I know that God has provided for us through the prayers, and acts of kindness from those around us.
It is tough when your life isn’t yours alone. The worry comes on strong when everyone is taken into consideration. When denial is denied and sober realities have to be accounted for and faced, face down is a good choice. Faith bears its substance during these times as you so poignantly put into words. The great trifecta of faith, hope, and love wait like a stool to rest on again and again. Prayers.
Oh Ann–I feel for you, and have known that same uncertainty. God IS our refuge. I love Psalms 57:1-3 that says: “O God, have pity, for I am trusting you! I will hide beneath the shadow of Your wings until this storm is past. I will cry to the God of heaven who does such wonders for me. He will send down help from heaven to save me, because of His love and His faithfulness.” I will be praying for you, Ralph, and your WHOLE family. Love, Carole
Ann I just posted a word that the Holy Spirit spoke to me for my friends – fear not. Trust God, speak His word over your circumstances. May the Lord carry you through this time.
One of the best and most important sayings I have ever heard is “Don’t cross a bridge before you get to it.” We never know what tomorrow will bring, so all we can do is take it one day at a time. Live today and in the meantime God will be working on tomorrow.
Pam Ethington said:
I love following your blog. I hope you get some good news. I know you’re a stranger to me, but you’re in my thoughts often.
My prayers are with you, Ann, for you and Ralph to make it through this medical crisis with the Lord’s guidance, and to find peace and happiness as you make it through.

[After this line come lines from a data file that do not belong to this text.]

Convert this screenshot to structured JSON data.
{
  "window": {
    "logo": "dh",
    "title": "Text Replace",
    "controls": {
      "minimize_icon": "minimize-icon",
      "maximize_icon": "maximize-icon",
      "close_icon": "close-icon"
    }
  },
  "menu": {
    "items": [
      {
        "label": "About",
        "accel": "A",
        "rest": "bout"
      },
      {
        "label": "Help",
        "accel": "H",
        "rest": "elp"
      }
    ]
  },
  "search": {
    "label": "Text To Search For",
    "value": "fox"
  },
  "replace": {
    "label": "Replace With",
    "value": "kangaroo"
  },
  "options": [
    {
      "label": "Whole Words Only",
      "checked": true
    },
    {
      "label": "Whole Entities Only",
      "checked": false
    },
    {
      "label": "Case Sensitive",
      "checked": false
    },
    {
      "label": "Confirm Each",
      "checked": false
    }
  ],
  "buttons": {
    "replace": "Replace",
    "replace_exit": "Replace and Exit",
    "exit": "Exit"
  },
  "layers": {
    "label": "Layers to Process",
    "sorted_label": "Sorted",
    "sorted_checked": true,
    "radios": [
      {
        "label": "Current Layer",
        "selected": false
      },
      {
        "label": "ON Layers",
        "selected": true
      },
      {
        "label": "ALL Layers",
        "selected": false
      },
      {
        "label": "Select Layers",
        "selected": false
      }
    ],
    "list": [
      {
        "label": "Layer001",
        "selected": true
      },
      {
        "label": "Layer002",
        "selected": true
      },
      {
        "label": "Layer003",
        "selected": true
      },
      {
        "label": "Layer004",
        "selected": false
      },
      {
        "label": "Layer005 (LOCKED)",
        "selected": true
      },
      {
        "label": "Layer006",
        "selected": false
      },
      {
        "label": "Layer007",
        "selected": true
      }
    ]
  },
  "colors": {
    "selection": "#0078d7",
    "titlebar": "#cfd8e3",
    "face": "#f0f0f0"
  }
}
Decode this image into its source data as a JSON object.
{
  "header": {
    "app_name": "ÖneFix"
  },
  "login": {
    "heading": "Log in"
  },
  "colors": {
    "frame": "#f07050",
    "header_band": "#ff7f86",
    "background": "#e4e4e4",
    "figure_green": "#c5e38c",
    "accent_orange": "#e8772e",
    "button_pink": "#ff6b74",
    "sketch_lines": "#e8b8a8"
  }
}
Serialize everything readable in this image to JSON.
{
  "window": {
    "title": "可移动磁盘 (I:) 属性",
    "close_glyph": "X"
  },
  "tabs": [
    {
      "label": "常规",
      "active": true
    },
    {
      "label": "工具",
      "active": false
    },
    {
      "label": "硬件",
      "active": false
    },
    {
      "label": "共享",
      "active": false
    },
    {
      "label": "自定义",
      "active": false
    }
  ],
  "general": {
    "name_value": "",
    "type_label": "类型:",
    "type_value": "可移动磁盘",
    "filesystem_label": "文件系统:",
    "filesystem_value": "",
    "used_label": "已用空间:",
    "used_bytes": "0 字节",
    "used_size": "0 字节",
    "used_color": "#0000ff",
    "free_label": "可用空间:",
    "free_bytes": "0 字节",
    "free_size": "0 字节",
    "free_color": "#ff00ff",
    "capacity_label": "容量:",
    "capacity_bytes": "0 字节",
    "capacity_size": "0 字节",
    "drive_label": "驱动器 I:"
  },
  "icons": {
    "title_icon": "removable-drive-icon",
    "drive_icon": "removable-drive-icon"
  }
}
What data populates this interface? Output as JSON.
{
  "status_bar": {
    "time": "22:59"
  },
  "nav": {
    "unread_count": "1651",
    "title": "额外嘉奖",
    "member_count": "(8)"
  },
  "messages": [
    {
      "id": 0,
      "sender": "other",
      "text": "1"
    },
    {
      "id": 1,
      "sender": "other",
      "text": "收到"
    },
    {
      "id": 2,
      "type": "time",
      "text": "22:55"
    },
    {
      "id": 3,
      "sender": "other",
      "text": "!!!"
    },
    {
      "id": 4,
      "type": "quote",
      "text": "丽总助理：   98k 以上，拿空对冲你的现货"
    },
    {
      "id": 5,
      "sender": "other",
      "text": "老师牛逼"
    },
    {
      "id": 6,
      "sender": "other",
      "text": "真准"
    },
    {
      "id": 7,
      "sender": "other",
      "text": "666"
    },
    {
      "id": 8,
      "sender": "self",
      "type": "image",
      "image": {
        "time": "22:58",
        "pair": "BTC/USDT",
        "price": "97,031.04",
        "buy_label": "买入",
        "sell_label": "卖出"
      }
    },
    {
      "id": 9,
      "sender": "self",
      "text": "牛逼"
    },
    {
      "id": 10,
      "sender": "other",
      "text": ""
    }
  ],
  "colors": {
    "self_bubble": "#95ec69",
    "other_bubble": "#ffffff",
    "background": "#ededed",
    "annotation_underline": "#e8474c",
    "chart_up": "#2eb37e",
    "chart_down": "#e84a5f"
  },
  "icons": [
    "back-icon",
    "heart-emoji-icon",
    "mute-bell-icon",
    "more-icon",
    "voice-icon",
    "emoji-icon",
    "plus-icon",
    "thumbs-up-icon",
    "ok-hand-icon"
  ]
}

Happy New Year! ❤
Thank you so much for your visit to my blog and for the like which link me to your blog. More of God’s blessings to you in the name of Jesus Christ.